→ WHAT YOU NEED TO DO
Pick out each line of the records that includes the string "false", and copy it.
+ + + + + + +
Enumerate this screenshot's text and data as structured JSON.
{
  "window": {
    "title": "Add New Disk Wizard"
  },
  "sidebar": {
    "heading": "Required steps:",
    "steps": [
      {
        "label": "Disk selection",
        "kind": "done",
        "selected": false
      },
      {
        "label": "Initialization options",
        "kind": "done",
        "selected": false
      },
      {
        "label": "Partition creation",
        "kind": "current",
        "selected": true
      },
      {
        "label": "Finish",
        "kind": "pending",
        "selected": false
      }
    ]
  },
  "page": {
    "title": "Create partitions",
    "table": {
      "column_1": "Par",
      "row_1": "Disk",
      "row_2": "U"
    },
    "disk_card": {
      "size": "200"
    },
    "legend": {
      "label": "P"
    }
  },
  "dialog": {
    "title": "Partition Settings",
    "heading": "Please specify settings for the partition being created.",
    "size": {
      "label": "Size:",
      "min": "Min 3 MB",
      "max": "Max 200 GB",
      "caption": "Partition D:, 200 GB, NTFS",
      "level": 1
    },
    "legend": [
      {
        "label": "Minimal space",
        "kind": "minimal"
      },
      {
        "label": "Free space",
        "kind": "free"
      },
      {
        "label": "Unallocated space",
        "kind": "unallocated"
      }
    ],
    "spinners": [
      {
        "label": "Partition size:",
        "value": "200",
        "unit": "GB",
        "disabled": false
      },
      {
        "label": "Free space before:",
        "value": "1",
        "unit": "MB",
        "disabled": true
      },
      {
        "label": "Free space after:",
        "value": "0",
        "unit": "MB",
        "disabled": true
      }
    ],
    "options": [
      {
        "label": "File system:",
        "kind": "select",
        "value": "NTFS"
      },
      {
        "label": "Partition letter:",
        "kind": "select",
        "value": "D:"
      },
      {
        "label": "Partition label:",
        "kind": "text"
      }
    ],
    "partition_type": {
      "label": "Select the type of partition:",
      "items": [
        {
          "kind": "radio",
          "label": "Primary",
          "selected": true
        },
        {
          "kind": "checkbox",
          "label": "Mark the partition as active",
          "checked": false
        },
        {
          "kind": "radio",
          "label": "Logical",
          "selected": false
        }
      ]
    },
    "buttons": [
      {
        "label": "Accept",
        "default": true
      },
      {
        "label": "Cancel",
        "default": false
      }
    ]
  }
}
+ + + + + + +
→ SOLUTION TO THIS EXERCISE
        "selected": false
        "selected": false
        "selected": false
        "disabled": false
          "checked": false
          "selected": false
        "default": false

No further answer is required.